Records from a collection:

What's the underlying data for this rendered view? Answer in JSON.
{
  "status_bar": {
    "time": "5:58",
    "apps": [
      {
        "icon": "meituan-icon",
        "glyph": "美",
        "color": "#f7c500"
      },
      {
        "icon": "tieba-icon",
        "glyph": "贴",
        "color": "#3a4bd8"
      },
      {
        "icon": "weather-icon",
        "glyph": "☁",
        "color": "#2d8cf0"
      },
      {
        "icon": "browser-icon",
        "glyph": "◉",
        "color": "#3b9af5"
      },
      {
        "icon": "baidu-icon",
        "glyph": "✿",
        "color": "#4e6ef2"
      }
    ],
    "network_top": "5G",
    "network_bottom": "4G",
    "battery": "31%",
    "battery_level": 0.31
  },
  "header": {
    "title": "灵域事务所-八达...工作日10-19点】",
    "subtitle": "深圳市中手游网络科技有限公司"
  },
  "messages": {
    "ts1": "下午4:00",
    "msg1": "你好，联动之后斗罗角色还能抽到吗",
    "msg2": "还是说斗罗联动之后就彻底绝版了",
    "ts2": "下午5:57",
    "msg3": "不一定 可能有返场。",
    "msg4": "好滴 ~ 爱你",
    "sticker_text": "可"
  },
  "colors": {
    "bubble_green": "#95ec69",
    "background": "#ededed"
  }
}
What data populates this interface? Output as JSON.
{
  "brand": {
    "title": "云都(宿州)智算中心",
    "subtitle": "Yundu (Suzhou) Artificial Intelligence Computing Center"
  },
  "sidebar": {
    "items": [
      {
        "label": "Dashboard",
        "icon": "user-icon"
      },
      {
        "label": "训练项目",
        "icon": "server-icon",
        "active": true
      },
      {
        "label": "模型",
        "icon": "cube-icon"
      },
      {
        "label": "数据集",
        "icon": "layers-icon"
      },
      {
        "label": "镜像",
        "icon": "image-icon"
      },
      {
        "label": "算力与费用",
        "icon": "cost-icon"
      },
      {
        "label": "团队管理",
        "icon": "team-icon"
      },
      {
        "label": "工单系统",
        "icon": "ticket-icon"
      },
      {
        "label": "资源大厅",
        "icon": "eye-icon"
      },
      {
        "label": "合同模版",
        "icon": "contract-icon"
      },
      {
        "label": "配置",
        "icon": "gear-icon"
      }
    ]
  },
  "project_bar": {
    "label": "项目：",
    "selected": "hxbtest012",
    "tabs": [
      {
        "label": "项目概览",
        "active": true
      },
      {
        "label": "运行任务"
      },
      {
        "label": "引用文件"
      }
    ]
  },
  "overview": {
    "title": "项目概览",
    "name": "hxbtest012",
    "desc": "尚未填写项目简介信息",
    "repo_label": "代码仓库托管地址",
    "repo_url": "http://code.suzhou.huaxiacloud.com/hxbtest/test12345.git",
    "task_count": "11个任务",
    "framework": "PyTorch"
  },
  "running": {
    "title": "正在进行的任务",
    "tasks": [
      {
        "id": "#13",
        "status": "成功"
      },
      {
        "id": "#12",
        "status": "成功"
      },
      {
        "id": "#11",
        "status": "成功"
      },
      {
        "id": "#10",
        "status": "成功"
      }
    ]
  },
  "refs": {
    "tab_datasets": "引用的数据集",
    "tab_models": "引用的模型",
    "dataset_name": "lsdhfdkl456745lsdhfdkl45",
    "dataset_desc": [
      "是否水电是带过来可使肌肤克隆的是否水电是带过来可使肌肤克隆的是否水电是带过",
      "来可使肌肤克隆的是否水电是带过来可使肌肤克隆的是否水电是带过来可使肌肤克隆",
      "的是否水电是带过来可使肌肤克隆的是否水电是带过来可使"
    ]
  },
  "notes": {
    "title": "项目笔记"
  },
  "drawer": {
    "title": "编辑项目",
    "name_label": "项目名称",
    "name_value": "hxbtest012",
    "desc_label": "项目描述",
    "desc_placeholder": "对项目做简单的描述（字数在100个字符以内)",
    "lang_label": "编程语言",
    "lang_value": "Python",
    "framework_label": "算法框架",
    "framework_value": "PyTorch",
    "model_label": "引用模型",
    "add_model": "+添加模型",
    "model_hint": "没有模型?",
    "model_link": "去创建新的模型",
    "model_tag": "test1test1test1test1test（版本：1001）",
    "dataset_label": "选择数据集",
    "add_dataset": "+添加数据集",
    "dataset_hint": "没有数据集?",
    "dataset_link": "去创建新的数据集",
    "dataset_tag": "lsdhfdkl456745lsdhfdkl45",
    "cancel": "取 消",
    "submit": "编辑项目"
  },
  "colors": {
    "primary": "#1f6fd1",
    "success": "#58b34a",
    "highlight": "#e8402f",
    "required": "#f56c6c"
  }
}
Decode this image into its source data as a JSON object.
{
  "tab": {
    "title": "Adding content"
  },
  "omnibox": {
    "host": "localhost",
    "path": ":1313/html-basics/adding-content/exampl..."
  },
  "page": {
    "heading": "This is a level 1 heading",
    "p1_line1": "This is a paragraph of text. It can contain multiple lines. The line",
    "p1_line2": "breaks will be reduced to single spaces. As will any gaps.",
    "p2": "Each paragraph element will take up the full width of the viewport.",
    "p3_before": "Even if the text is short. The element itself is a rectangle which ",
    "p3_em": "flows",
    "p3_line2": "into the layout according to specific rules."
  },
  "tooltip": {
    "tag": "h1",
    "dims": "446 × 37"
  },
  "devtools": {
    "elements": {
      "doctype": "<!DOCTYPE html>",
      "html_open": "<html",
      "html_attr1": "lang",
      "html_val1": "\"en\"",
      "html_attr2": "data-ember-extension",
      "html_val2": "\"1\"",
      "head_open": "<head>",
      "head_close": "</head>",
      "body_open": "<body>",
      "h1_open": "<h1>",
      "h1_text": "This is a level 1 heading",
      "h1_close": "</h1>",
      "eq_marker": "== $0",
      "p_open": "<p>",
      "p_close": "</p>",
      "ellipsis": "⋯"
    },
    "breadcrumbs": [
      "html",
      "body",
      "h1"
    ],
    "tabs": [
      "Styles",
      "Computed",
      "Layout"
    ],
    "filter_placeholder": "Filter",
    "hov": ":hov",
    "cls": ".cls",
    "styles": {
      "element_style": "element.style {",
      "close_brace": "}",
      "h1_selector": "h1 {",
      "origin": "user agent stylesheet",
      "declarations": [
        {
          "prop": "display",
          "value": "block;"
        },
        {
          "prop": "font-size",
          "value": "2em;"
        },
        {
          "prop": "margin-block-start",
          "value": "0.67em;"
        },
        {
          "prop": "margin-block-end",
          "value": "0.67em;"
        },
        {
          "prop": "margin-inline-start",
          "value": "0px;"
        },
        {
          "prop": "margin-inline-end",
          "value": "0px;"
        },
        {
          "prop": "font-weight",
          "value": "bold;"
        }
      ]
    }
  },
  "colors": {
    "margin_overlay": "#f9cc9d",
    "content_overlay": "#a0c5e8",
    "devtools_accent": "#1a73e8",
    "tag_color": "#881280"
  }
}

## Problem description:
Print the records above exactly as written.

## Response to the exercise:
What's the underlying data for this rendered view? Answer in JSON.
{
  "status_bar": {
    "time": "5:58",
    "apps": [
      {
        "icon": "meituan-icon",
        "glyph": "美",
        "color": "#f7c500"
      },
      {
        "icon": "tieba-icon",
        "glyph": "贴",
        "color": "#3a4bd8"
      },
      {
        "icon": "weather-icon",
        "glyph": "☁",
        "color": "#2d8cf0"
      },
      {
        "icon": "browser-icon",
        "glyph": "◉",
        "color": "#3b9af5"
      },
      {
        "icon": "baidu-icon",
        "glyph": "✿",
        "color": "#4e6ef2"
      }
    ],
    "network_top": "5G",
    "network_bottom": "4G",
    "battery": "31%",
    "battery_level": 0.31
  },
  "header": {
    "title": "灵域事务所-八达...工作日10-19点】",
    "subtitle": "深圳市中手游网络科技有限公司"
  },
  "messages": {
    "ts1": "下午4:00",
    "msg1": "你好，联动之后斗罗角色还能抽到吗",
    "msg2": "还是说斗罗联动之后就彻底绝版了",
    "ts2": "下午5:57",
    "msg3": "不一定 可能有返场。",
    "msg4": "好滴 ~ 爱你",
    "sticker_text": "可"
  },
  "colors": {
    "bubble_green": "#95ec69",
    "background": "#ededed"
  }
}
What data populates this interface? Output as JSON.
{
  "brand": {
    "title": "云都(宿州)智算中心",
    "subtitle": "Yundu (Suzhou) Artificial Intelligence Computing Center"
  },
  "sidebar": {
    "items": [
      {
        "label": "Dashboard",
        "icon": "user-icon"
      },
      {
        "label": "训练项目",
        "icon": "server-icon",
        "active": true
      },
      {
        "label": "模型",
        "icon": "cube-icon"
      },
      {
        "label": "数据集",
        "icon": "layers-icon"
      },
      {
        "label": "镜像",
        "icon": "image-icon"
      },
      {
        "label": "算力与费用",
        "icon": "cost-icon"
      },
      {
        "label": "团队管理",
        "icon": "team-icon"
      },
      {
        "label": "工单系统",
        "icon": "ticket-icon"
      },
      {
        "label": "资源大厅",
        "icon": "eye-icon"
      },
      {
        "label": "合同模版",
        "icon": "contract-icon"
      },
      {
        "label": "配置",
        "icon": "gear-icon"
      }
    ]
  },
  "project_bar": {
    "label": "项目：",
    "selected": "hxbtest012",
    "tabs": [
      {
        "label": "项目概览",
        "active": true
      },
      {
        "label": "运行任务"
      },
      {
        "label": "引用文件"
      }
    ]
  },
  "overview": {
    "title": "项目概览",
    "name": "hxbtest012",
    "desc": "尚未填写项目简介信息",
    "repo_label": "代码仓库托管地址",
    "repo_url": "http://code.suzhou.huaxiacloud.com/hxbtest/test12345.git",
    "task_count": "11个任务",
    "framework": "PyTorch"
  },
  "running": {
    "title": "正在进行的任务",
    "tasks": [
      {
        "id": "#13",
        "status": "成功"
      },
      {
        "id": "#12",
        "status": "成功"
      },
      {
        "id": "#11",
        "status": "成功"
      },
      {
        "id": "#10",
        "status": "成功"
      }
    ]
  },
  "refs": {
    "tab_datasets": "引用的数据集",
    "tab_models": "引用的模型",
    "dataset_name": "lsdhfdkl456745lsdhfdkl45",
    "dataset_desc": [
      "是否水电是带过来可使肌肤克隆的是否水电是带过来可使肌肤克隆的是否水电是带过",
      "来可使肌肤克隆的是否水电是带过来可使肌肤克隆的是否水电是带过来可使肌肤克隆",
      "的是否水电是带过来可使肌肤克隆的是否水电是带过来可使"
    ]
  },
  "notes": {
    "title": "项目笔记"
  },
  "drawer": {
    "title": "编辑项目",
    "name_label": "项目名称",
    "name_value": "hxbtest012",
    "desc_label": "项目描述",
    "desc_placeholder": "对项目做简单的描述（字数在100个字符以内)",
    "lang_label": "编程语言",
    "lang_value": "Python",
    "framework_label": "算法框架",
    "framework_value": "PyTorch",
    "model_label": "引用模型",
    "add_model": "+添加模型",
    "model_hint": "没有模型?",
    "model_link": "去创建新的模型",
    "model_tag": "test1test1test1test1test（版本：1001）",
    "dataset_label": "选择数据集",
    "add_dataset": "+添加数据集",
    "dataset_hint": "没有数据集?",
    "dataset_link": "去创建新的数据集",
    "dataset_tag": "lsdhfdkl456745lsdhfdkl45",
    "cancel": "取 消",
    "submit": "编辑项目"
  },
  "colors": {
    "primary": "#1f6fd1",
    "success": "#58b34a",
    "highlight": "#e8402f",
    "required": "#f56c6c"
  }
}
Decode this image into its source data as a JSON object.
{
  "tab": {
    "title": "Adding content"
  },
  "omnibox": {
    "host": "localhost",
    "path": ":1313/html-basics/adding-content/exampl..."
  },
  "page": {
    "heading": "This is a level 1 heading",
    "p1_line1": "This is a paragraph of text. It can contain multiple lines. The line",
    "p1_line2": "breaks will be reduced to single spaces. As will any gaps.",
    "p2": "Each paragraph element will take up the full width of the viewport.",
    "p3_before": "Even if the text is short. The element itself is a rectangle which ",
    "p3_em": "flows",
    "p3_line2": "into the layout according to specific rules."
  },
  "tooltip": {
    "tag": "h1",
    "dims": "446 × 37"
  },
  "devtools": {
    "elements": {
      "doctype": "<!DOCTYPE html>",
      "html_open": "<html",
      "html_attr1": "lang",
      "html_val1": "\"en\"",
      "html_attr2": "data-ember-extension",
      "html_val2": "\"1\"",
      "head_open": "<head>",
      "head_close": "</head>",
      "body_open": "<body>",
      "h1_open": "<h1>",
      "h1_text": "This is a level 1 heading",
      "h1_close": "</h1>",
      "eq_marker": "== $0",
      "p_open": "<p>",
      "p_close": "</p>",
      "ellipsis": "⋯"
    },
    "breadcrumbs": [
      "html",
      "body",
      "h1"
    ],
    "tabs": [
      "Styles",
      "Computed",
      "Layout"
    ],
    "filter_placeholder": "Filter",
    "hov": ":hov",
    "cls": ".cls",
    "styles": {
      "element_style": "element.style {",
      "close_brace": "}",
      "h1_selector": "h1 {",
      "origin": "user agent stylesheet",
      "declarations": [
        {
          "prop": "display",
          "value": "block;"
        },
        {
          "prop": "font-size",
          "value": "2em;"
        },
        {
          "prop": "margin-block-start",
          "value": "0.67em;"
        },
        {
          "prop": "margin-block-end",
          "value": "0.67em;"
        },
        {
          "prop": "margin-inline-start",
          "value": "0px;"
        },
        {
          "prop": "margin-inline-end",
          "value": "0px;"
        },
        {
          "prop": "font-weight",
          "value": "bold;"
        }
      ]
    }
  },
  "colors": {
    "margin_overlay": "#f9cc9d",
    "content_overlay": "#a0c5e8",
    "devtools_accent": "#1a73e8",
    "tag_color": "#881280"
  }
}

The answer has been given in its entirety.